Background: End-of-life decision-making is an important aspect of providing quality healthcare, especially for the elderly population. Increasingly, the appropriateness of many of these decisions is being questioned. Some invasive procedures done in seriously ill patients do not significantly alter their course, many patients die without having pain or other symptoms addressed, and families may feel dissatisfied with the care provided. Additionally, there are striking racial/ethnic disparities in end-of-life care.
Objectives: The explicit identification of values that guide medical decision-making could improve the decision-making process for end-of-life care for patients of all races/ethnicities. 1) We will directly compare, critically assess, and revise two Values Histories on the basis of qualitative data derived from individual interviews with racially/ethnically diverse patients and surrogates, and explore patients', surrogates', and physicians' values, preferences and concerns that guide decision-making about medical interventions at the end-of-life. 2) We will then adapt the existing Values Histories into a clinically practical tool, the Values Inventory discussion aid. 3) We will conduct preliminary testing of this tool to be used in physician-patient or physician-surrogate encounters to improve and facilitate decisions about end-of-life care.
Methods: To complete Objective 3 we will conduct a pilot randomized trial of the developed Values Inventory discussion aid to test the feasibility of using it in clinical practice. This clinicaltrials.gov number applies to Objective 3 of IIR-02-224 only (as the complete study is a mixed-methods study with several different arms and enrollment goals). Eligible patients are at risk for 6-12-month mortality with one of the following diagnoses: congestive heart failure, with ejection fraction of less than 25%; severe chronic obstructive pulmonary disease/emphysema with dependence on oxygen; chronic liver disease with cirrhosis and ascites; colon carcinoma with liver metastases; or non-small cell cancer of the lung, stage III or IV, and patients with chronic kidney disease on renal replacement therapy, with previous hospitalization. All (patient) participants are age 55 years or older and are recruited through the clinics/wards at the Houston VAMC. Surrogates are surrogates of patients with such conditions; physicians are generalists and medical subspecialists. All participants are African American, Hispanic, or White, reflecting the 3 major races/ethnicities at the Houston VAMC.

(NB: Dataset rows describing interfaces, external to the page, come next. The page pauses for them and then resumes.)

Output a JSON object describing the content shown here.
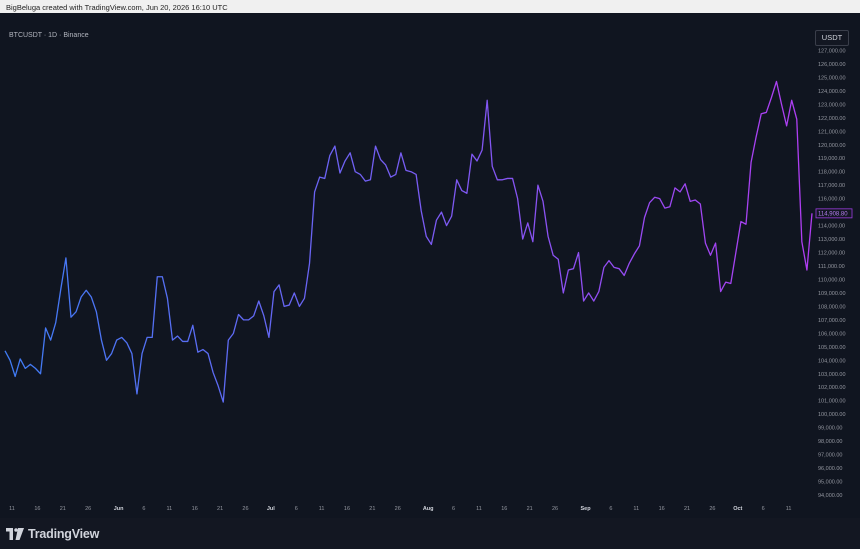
{
  "header": {
    "text": "BigBeluga created with TradingView.com, Jun 20, 2026 16:10 UTC"
  },
  "chart": {
    "symbol": "BTCUSDT · 1D · Binance",
    "currency": "USDT",
    "line_color_start": "#3f7cf5",
    "line_color_end": "#b03df2",
    "last_price_label": "114,908.80"
  },
  "footer": {
    "brand": "TradingView"
  },
  "chart_data": {
    "type": "line",
    "title": "",
    "xlabel": "",
    "ylabel": "",
    "ylim": [
      94000,
      128000
    ],
    "y_ticks": [
      128000,
      127000,
      126000,
      125000,
      124000,
      123000,
      122000,
      121000,
      120000,
      119000,
      118000,
      117000,
      116000,
      115000,
      114000,
      113000,
      112000,
      111000,
      110000,
      109000,
      108000,
      107000,
      106000,
      105000,
      104000,
      103000,
      102000,
      101000,
      100000,
      99000,
      98000,
      97000,
      96000,
      95000,
      94000
    ],
    "y_tick_labels": [
      "128,000.00",
      "127,000.00",
      "126,000.00",
      "125,000.00",
      "124,000.00",
      "123,000.00",
      "122,000.00",
      "121,000.00",
      "120,000.00",
      "119,000.00",
      "118,000.00",
      "117,000.00",
      "116,000.00",
      "115,000.00",
      "114,000.00",
      "113,000.00",
      "112,000.00",
      "111,000.00",
      "110,000.00",
      "109,000.00",
      "108,000.00",
      "107,000.00",
      "106,000.00",
      "105,000.00",
      "104,000.00",
      "103,000.00",
      "102,000.00",
      "101,000.00",
      "100,000.00",
      "99,000.00",
      "98,000.00",
      "97,000.00",
      "96,000.00",
      "95,000.00",
      "94,000.00"
    ],
    "x_ticks": [
      {
        "label": "11",
        "day": 0
      },
      {
        "label": "16",
        "day": 5
      },
      {
        "label": "21",
        "day": 10
      },
      {
        "label": "26",
        "day": 15
      },
      {
        "label": "Jun",
        "day": 21
      },
      {
        "label": "6",
        "day": 26
      },
      {
        "label": "11",
        "day": 31
      },
      {
        "label": "16",
        "day": 36
      },
      {
        "label": "21",
        "day": 41
      },
      {
        "label": "26",
        "day": 46
      },
      {
        "label": "Jul",
        "day": 51
      },
      {
        "label": "6",
        "day": 56
      },
      {
        "label": "11",
        "day": 61
      },
      {
        "label": "16",
        "day": 66
      },
      {
        "label": "21",
        "day": 71
      },
      {
        "label": "26",
        "day": 76
      },
      {
        "label": "Aug",
        "day": 82
      },
      {
        "label": "6",
        "day": 87
      },
      {
        "label": "11",
        "day": 92
      },
      {
        "label": "16",
        "day": 97
      },
      {
        "label": "21",
        "day": 102
      },
      {
        "label": "26",
        "day": 107
      },
      {
        "label": "Sep",
        "day": 113
      },
      {
        "label": "6",
        "day": 118
      },
      {
        "label": "11",
        "day": 123
      },
      {
        "label": "16",
        "day": 128
      },
      {
        "label": "21",
        "day": 133
      },
      {
        "label": "26",
        "day": 138
      },
      {
        "label": "Oct",
        "day": 143
      },
      {
        "label": "6",
        "day": 148
      },
      {
        "label": "11",
        "day": 153
      }
    ],
    "series": [
      {
        "values": [
          104700,
          104000,
          102800,
          104100,
          103400,
          103700,
          103400,
          103000,
          106400,
          105500,
          106800,
          109300,
          111600,
          107200,
          107600,
          108700,
          109200,
          108700,
          107600,
          105500,
          104000,
          104500,
          105500,
          105700,
          105300,
          104500,
          101500,
          104500,
          105700,
          105700,
          110200,
          110200,
          108600,
          105500,
          105800,
          105400,
          105400,
          106600,
          104600,
          104800,
          104500,
          103100,
          102100,
          100900,
          105500,
          106000,
          107400,
          107000,
          107000,
          107300,
          108400,
          107300,
          105700,
          109100,
          109600,
          108000,
          108100,
          109000,
          108000,
          108600,
          111200,
          116500,
          117600,
          117500,
          119200,
          119900,
          117900,
          118800,
          119400,
          118000,
          117800,
          117300,
          117400,
          119900,
          118900,
          118500,
          117600,
          117800,
          119400,
          118100,
          118000,
          117800,
          115100,
          113200,
          112600,
          114400,
          115000,
          114000,
          114700,
          117400,
          116600,
          116400,
          119300,
          118800,
          119600,
          123300,
          118400,
          117400,
          117400,
          117500,
          117500,
          116000,
          113000,
          114200,
          112800,
          117000,
          115800,
          113200,
          111800,
          111500,
          109000,
          110700,
          110800,
          112000,
          108400,
          109000,
          108400,
          109100,
          110900,
          111400,
          110900,
          110800,
          110300,
          111200,
          111900,
          112500,
          114600,
          115700,
          116100,
          116000,
          115300,
          115400,
          116800,
          116500,
          117100,
          115800,
          115900,
          115600,
          112700,
          111800,
          112700,
          109100,
          109800,
          109700,
          112000,
          114300,
          114100,
          118700,
          120600,
          122300,
          122400,
          123500,
          124700,
          123000,
          121400,
          123300,
          121900,
          112800,
          110700,
          114908
        ]
      }
    ]
  }
}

Please refer to this study by its ClinicalTrials.gov identifier: NCT00122135
|United States, Texas|
|Michael E DeBakey VA Medical Center|
|Houston, Texas, United States, 77030|
|Principal Investigator:||Ursula K. Braun, MD MPH||Michael E DeBakey VA Medical Center|